WHAT TO DO
Each line with the string "JSON" is to be copied from the records below.

RECORDS SUPPLIED
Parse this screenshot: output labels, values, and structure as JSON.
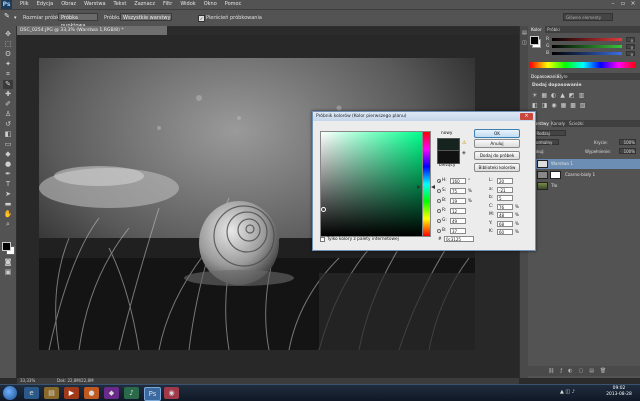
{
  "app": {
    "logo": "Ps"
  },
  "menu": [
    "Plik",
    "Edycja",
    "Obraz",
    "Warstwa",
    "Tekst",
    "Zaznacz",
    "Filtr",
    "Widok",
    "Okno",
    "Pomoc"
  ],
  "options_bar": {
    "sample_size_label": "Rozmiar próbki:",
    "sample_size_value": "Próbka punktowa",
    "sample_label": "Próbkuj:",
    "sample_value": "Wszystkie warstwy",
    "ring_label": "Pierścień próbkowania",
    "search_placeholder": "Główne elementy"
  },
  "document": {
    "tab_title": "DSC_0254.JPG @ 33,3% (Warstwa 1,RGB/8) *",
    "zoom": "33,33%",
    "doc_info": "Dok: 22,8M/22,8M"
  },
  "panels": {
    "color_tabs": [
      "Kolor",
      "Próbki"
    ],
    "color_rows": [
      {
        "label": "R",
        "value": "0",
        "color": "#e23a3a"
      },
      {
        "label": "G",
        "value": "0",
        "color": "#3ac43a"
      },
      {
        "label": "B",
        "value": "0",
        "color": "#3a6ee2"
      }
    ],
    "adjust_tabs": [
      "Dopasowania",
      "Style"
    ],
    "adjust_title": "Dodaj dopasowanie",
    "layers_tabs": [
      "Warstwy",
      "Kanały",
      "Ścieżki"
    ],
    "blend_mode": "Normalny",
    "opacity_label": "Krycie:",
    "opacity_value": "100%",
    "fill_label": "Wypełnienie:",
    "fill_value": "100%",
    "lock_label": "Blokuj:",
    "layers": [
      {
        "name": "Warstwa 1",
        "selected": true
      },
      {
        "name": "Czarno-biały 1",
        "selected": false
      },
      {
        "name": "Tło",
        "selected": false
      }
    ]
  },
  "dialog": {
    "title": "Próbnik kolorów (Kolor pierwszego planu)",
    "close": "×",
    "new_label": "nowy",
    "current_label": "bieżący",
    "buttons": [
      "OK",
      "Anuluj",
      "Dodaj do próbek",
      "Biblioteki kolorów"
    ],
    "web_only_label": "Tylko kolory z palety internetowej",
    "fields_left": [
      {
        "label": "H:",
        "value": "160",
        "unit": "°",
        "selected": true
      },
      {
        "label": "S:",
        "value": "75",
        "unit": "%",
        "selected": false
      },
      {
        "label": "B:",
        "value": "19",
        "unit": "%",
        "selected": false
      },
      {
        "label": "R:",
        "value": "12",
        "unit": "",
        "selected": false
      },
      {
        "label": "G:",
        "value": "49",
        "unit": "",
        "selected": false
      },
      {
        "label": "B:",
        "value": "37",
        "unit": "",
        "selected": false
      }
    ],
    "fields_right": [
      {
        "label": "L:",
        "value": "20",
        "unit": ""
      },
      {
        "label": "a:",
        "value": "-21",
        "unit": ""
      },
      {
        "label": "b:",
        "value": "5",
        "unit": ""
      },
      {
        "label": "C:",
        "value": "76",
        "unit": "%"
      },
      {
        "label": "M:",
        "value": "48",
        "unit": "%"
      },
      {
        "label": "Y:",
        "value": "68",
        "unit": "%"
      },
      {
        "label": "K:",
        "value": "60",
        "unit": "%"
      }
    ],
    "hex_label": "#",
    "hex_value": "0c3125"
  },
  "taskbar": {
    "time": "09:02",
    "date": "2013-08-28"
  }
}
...
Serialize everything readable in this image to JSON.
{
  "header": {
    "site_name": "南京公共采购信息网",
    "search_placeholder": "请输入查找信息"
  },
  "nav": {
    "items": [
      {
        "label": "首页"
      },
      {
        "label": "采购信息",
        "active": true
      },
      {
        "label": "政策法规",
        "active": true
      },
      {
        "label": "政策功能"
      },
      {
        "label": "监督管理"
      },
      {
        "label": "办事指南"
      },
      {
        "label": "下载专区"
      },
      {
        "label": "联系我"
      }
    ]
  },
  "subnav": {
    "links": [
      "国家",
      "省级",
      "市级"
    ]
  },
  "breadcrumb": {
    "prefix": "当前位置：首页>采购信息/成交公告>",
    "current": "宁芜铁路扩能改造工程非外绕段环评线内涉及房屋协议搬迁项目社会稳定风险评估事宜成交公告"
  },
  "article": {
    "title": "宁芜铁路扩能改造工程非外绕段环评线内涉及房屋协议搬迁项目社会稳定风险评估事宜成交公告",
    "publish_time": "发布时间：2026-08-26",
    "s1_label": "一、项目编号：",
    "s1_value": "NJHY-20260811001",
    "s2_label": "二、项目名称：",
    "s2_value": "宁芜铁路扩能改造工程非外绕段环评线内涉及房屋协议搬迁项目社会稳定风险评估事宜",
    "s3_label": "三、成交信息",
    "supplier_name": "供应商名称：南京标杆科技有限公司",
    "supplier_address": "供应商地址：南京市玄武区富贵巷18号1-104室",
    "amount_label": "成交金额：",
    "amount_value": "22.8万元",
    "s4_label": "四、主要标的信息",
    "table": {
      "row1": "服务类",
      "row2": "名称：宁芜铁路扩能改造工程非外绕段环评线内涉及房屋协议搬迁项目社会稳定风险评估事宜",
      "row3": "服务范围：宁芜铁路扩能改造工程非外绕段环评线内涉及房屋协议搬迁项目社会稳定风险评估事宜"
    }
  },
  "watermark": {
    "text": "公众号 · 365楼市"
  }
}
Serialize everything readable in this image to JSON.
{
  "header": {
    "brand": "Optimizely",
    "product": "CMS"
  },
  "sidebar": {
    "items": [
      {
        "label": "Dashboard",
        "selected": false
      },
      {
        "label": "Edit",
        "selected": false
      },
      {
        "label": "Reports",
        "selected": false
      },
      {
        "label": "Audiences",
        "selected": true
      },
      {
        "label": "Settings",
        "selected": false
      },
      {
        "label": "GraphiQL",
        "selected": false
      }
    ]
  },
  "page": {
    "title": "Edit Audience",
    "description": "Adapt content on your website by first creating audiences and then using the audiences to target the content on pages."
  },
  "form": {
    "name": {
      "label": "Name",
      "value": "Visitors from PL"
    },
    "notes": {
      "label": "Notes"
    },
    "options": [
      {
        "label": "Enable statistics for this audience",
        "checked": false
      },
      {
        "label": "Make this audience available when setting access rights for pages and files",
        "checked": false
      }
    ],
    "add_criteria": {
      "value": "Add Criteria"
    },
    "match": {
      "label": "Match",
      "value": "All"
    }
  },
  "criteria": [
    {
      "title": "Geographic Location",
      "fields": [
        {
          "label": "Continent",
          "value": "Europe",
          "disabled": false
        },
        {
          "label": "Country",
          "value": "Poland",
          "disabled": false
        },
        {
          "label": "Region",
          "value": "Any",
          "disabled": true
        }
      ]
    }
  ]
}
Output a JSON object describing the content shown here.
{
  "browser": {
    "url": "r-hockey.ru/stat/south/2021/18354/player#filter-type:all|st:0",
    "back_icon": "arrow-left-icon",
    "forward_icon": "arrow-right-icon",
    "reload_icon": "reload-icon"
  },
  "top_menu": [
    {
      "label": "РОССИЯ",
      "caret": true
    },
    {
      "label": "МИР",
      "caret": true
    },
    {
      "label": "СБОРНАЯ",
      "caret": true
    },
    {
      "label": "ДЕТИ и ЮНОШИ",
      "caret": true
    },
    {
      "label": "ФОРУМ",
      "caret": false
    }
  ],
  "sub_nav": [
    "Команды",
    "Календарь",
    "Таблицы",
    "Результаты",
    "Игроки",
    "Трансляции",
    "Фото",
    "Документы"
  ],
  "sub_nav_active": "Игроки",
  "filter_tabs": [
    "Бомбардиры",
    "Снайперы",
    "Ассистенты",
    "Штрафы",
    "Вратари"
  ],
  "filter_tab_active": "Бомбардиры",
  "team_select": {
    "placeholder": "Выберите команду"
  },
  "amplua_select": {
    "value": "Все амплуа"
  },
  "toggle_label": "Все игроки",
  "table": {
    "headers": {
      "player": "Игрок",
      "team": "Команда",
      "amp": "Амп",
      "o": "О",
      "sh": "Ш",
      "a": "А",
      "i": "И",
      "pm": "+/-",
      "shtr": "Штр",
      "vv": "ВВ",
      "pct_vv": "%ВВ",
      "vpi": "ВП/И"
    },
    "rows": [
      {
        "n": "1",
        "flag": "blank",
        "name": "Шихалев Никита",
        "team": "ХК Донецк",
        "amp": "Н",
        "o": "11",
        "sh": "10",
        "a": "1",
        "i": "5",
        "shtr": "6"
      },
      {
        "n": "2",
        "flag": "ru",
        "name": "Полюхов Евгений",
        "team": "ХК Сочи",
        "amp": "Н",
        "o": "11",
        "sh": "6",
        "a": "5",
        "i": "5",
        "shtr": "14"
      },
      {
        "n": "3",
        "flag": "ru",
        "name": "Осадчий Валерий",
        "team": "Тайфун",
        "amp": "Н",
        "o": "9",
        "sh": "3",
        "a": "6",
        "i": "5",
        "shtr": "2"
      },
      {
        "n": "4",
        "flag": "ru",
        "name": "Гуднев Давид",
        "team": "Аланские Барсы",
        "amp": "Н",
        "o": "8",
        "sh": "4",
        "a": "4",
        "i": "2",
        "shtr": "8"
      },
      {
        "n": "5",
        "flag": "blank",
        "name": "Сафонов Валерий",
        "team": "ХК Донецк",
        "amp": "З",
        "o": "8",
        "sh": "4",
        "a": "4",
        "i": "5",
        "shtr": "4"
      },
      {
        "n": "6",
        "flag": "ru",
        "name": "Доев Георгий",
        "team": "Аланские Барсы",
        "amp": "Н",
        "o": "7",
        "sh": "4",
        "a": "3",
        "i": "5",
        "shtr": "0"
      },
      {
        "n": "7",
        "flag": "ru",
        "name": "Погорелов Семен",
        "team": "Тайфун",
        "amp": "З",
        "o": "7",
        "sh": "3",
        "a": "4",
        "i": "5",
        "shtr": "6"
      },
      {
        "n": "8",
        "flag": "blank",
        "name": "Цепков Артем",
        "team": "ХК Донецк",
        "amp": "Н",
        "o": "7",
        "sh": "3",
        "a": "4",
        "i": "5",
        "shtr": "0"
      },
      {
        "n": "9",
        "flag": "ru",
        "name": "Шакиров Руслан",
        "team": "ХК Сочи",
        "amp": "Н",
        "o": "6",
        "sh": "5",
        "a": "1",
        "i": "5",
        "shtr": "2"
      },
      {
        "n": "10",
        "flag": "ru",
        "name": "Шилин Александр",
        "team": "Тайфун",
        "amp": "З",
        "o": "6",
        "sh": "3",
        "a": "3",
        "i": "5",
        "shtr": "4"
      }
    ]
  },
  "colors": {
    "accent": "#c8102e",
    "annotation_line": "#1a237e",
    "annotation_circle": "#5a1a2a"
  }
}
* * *
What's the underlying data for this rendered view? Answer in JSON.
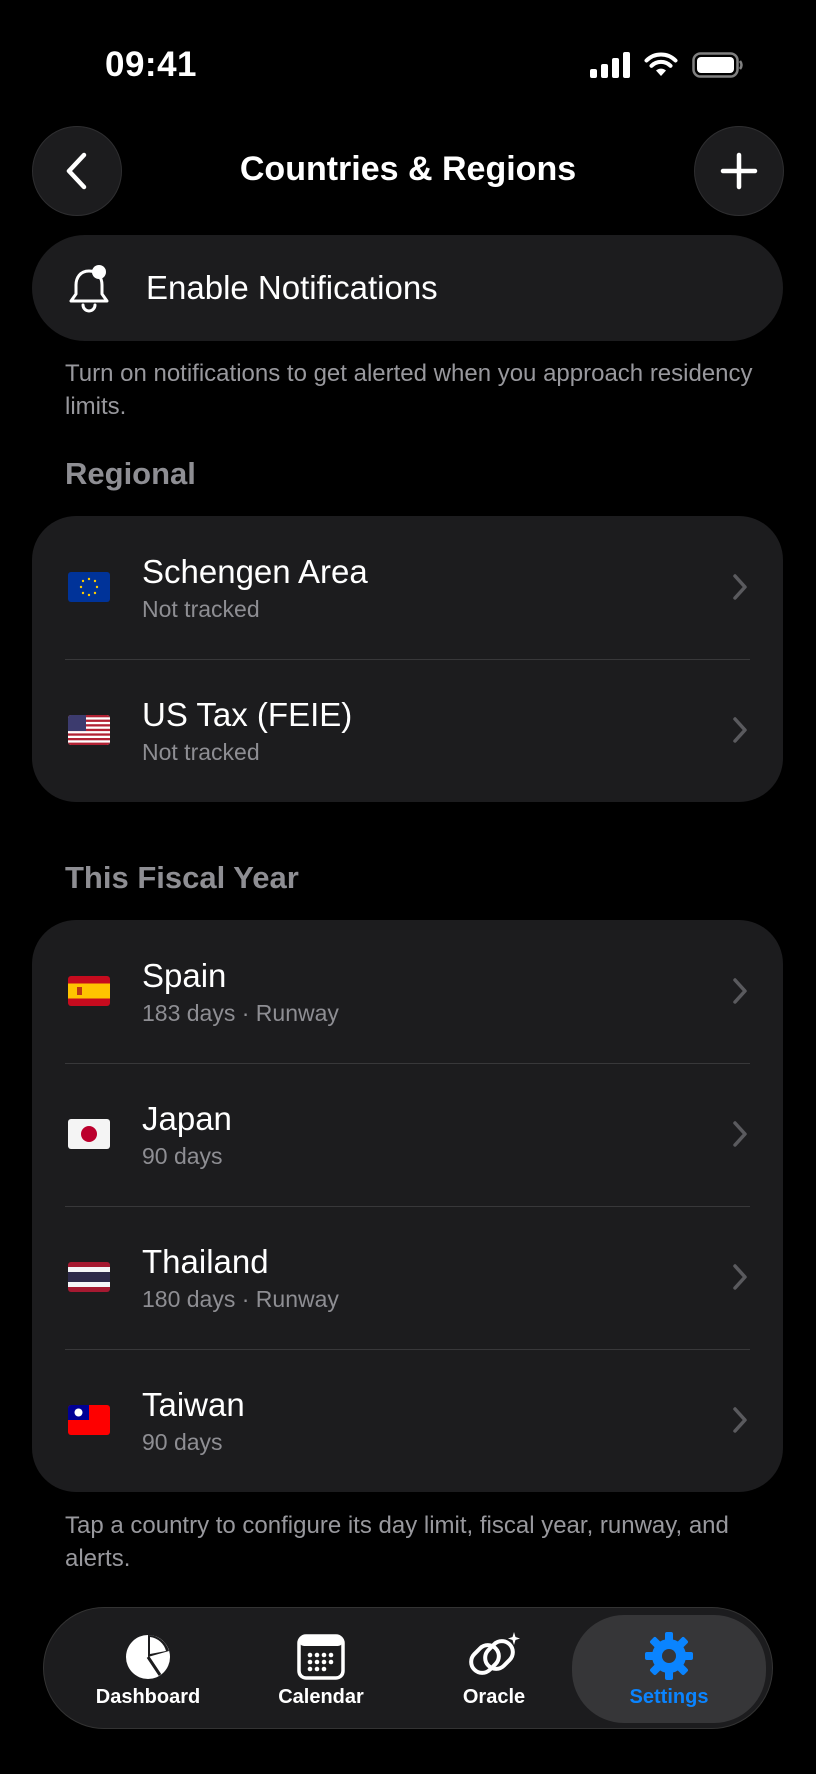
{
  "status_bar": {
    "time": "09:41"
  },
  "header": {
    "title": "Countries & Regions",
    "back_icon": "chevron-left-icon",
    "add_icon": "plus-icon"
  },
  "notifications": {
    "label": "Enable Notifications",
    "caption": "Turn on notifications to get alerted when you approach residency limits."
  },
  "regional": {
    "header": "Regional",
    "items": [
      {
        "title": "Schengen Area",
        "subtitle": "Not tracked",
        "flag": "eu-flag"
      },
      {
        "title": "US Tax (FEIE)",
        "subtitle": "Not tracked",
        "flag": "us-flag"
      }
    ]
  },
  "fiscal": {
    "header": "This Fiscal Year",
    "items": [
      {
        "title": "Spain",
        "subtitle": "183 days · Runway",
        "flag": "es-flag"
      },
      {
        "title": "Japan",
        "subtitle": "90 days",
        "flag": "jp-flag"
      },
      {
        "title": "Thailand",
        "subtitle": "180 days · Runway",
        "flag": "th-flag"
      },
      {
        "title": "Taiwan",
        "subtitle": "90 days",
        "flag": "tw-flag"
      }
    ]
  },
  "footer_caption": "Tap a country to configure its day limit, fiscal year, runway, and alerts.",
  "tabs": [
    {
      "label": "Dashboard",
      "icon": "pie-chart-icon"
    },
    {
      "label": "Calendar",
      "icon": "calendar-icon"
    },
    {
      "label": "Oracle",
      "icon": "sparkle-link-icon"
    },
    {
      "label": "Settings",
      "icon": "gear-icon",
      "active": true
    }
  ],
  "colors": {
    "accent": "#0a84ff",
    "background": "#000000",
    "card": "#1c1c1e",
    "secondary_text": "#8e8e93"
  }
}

EXERCISE ANSWER
Parse this screenshot: output labels, values, and structure as JSON.
Serialize everything readable in this image to JSON.
Serialize everything readable in this image to JSON.
Output a JSON object describing the content shown here.
What's the underlying data for this rendered view? Answer in JSON.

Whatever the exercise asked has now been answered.